Sunday, May 22, 2011

Faye Lane's Beauty Shop Stories

Jester correspondent Bethany Trottier has reviewed Faye Lane's "Beauty Shop Stories" which continues its run at the Soho Playhouse in New York today and next Sunday, May 29. Because I am out of town and unable to access the site's mechanics, the review didn't make it to the main site in advance of today's performance. Here it is, and it will appear on the main site this week.
Go and see this show all you jaded souls! That’s it, that’s my review. Ok, let me add to this. If I ever wanted someone to write and sing the story of my life, Faye Lane would be that person. She conveys her story in a way that is both genuine and amusing. Even though this show is super-polished, it is still very spontaneous and alive. This woman could write lyrics about anything, and it would be funny and clever.

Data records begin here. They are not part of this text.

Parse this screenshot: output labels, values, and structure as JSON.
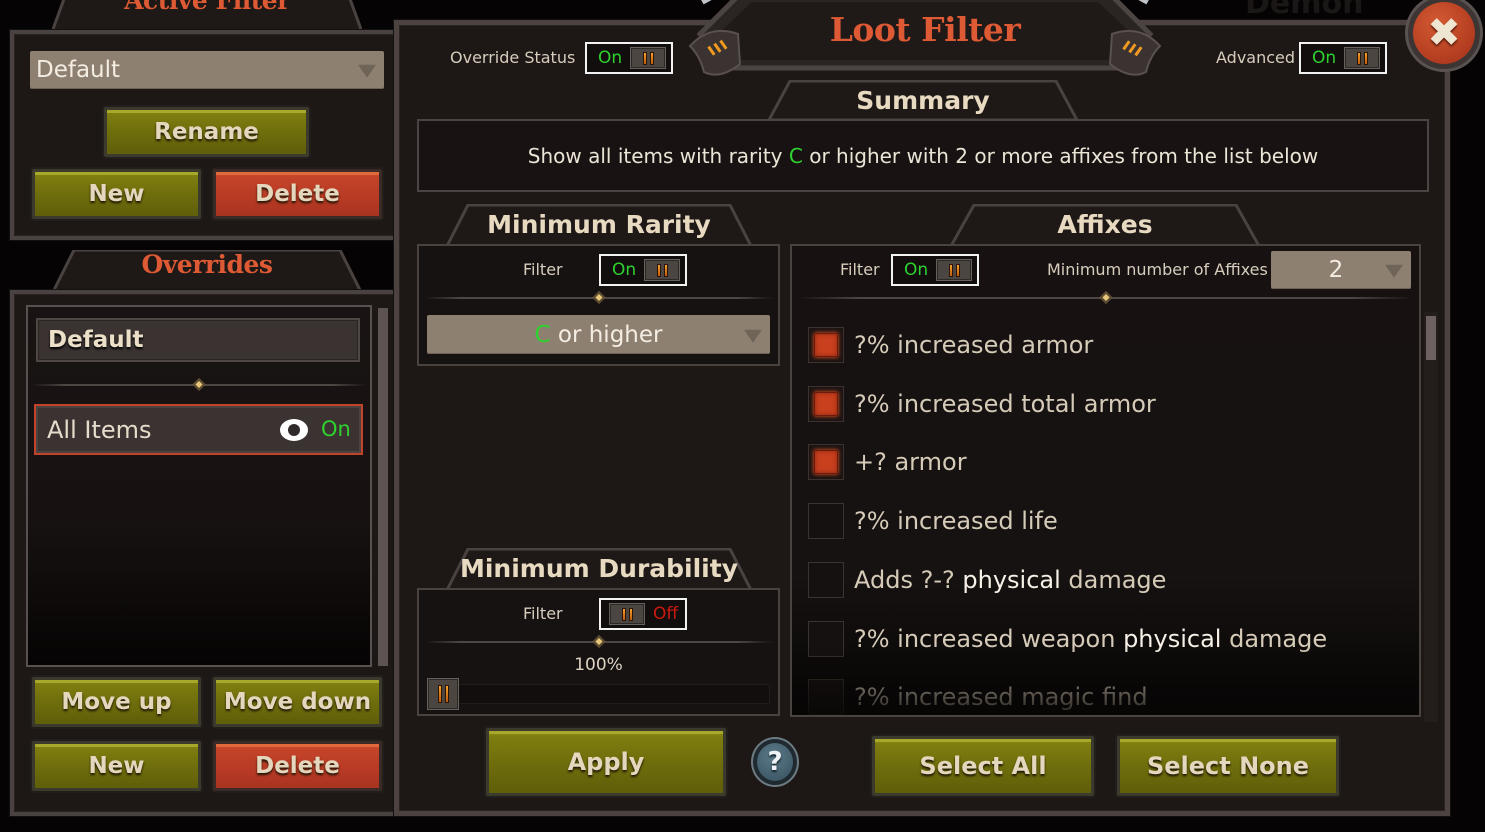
{
  "background": {
    "ghost_text": "Demon"
  },
  "active_filter": {
    "title": "Active Filter",
    "selected": "Default",
    "rename_label": "Rename",
    "new_label": "New",
    "delete_label": "Delete"
  },
  "overrides": {
    "title": "Overrides",
    "items": [
      {
        "label": "Default"
      },
      {
        "label": "All Items",
        "status": "On",
        "visible": true,
        "selected": true
      }
    ],
    "move_up_label": "Move up",
    "move_down_label": "Move down",
    "new_label": "New",
    "delete_label": "Delete"
  },
  "loot_filter": {
    "title": "Loot Filter",
    "override_status_label": "Override Status",
    "override_status_value": "On",
    "advanced_label": "Advanced",
    "advanced_value": "On",
    "close_label": "Close"
  },
  "summary": {
    "title": "Summary",
    "text_before": "Show all items with rarity ",
    "rarity": "C",
    "text_after": " or higher with 2 or more affixes from the list below"
  },
  "minimum_rarity": {
    "title": "Minimum Rarity",
    "filter_label": "Filter",
    "filter_value": "On",
    "selected_rarity": "C",
    "selected_suffix": " or higher"
  },
  "minimum_durability": {
    "title": "Minimum Durability",
    "filter_label": "Filter",
    "filter_value": "Off",
    "value_text": "100%",
    "slider_fraction": 0.0
  },
  "affixes": {
    "title": "Affixes",
    "filter_label": "Filter",
    "filter_value": "On",
    "min_count_label": "Minimum number of Affixes",
    "min_count_value": "2",
    "items": [
      {
        "parts": [
          "?% increased armor"
        ],
        "checked": true
      },
      {
        "parts": [
          "?% increased total armor"
        ],
        "checked": true
      },
      {
        "parts": [
          "+? armor"
        ],
        "checked": true
      },
      {
        "parts": [
          "?% increased life"
        ],
        "checked": false
      },
      {
        "parts": [
          "Adds ?-? ",
          "physical",
          " damage"
        ],
        "checked": false
      },
      {
        "parts": [
          "?% increased weapon ",
          "physical",
          " damage"
        ],
        "checked": false
      },
      {
        "parts": [
          "?% increased magic find"
        ],
        "checked": false
      }
    ]
  },
  "footer": {
    "apply_label": "Apply",
    "help_label": "?",
    "select_all_label": "Select All",
    "select_none_label": "Select None"
  },
  "colors": {
    "title_orange": "#dd5a34",
    "on_green": "#2ed12e",
    "off_red": "#cc1a10",
    "button_olive": "#7e7e10",
    "button_red": "#c4442a",
    "checkbox_checked": "#c8401e"
  }
}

Lane sings and chats her way from her childhood years through her early 20s as she grows up in her mama’s beauty shop in Texas. Throughout the journey, she recalls the personalities and anecdotes of her mother’s clientele, all lined up under the dryers, her first (albeit captive) audience and her dreams of being a star.

The moment she hit the stage, Faye was off and running and the audience was right there with her. We got to hear about her first starring role in “Peter Rabbit,” the musical. She had the part of a green bean in the garden, which she made all her own by going nuts with a bedazzler on her costume and declaring herself the “Green Bean Queen!” (This girl really likes sparkles, come to find out. I believe it’s a Texas thing.)

She is relentlessly teased for being fat, all the kids joining in singing “fatty fatty two by four, can’t fit through the bathroom door!” Lane does the voice of one of her mama’s customers saying “honey, you ain’t fat you are vo-LUMPT-uous, like me.” Another lady keeps moonpies in the bottom of her purse especially for Fay. Right next to her gun. Which may or may not have the safety on.

Apparently, each and every one of those ladies was a would-be beauty queen. Lane presents great songs about the various crazy ways they got robbed of their crowns. Somehow this leads to one of the funniest bits of the show, a Civil War reenactment story told with sock puppets – both with googly eyes, and one with a quite a jaunty mustache.

Lane’s voice is great both for singing and story telling – and she convincingly channels the personalities in the show. She can see the charm in everything -- a rare talent. The whole show is so well-crafted. It’s obvious that Lane’s piano accompanist has worked with her for some time, making the music seamless, but still leaving room to be spontaneous and improvise within their script, since they are on the same wavelength. Her producer and lighting manager – one person handling both roles -- also adds to the polished quality of the show. Now off you go!

Wednesday, May 4, 2011

Pandora Adds Comedy

As reported in today's New York Times, the Pandora web radio service announced that it will add a comedy station. If you don't know, Pandora allows users to make customized music stations, starting by filling out lists of their favorite artists, or importing those lists already made on Facebook profiles, and then further customizing the stations as the listener gives thumbs up or thumbs down to tracks that come up.

From the initial data, and the continually added data about a listener's likes and dislikes, Pandora determines and adds in other music the user/listener might like. With the new service, Pandora intends to do the same with comedy. According to the Times story, Pandora picked 100 traits common to jokes to make a "genomic composite" to generate suggestions just as with music. However, I think it's questionable whether artifical intelligence like this can really understand comedy, because what people find funny is often such a matter of taste. Are Chris Rock and Bill Hicks really exactly the same comedically, as Pandora might say?

Other questions also arise with this development. Will it be a boon to the comedy business or not? The Times piece says that the most successful comedy album right now is Mike Birbiglia's Sleepwalk With Me (reviewed here), with just 3,400 in sales. That figure isn't that far off the amount of paid attendees for live shows by Demetri Martin, a comedian at a similar level of success -- Martin told Adam Carolla on a recent podcast that he gets between 800 to 1,200 audience members per show, which at a ticket price no doubt higher than an album, is probably a comparable income, if not better than what Birbiglia may see from such a successful album. Martin also is getting this for every show he does, while the album is a single product.

The point of all this comparison is that if Pandora's new service ends up boosting comedians' album sales, it could indeed bring huge benefits to comedy performers. Someone like Demetri Martin might end up attracting even more fans to those lucrative live shows, when promoted by Pandora's online airplay.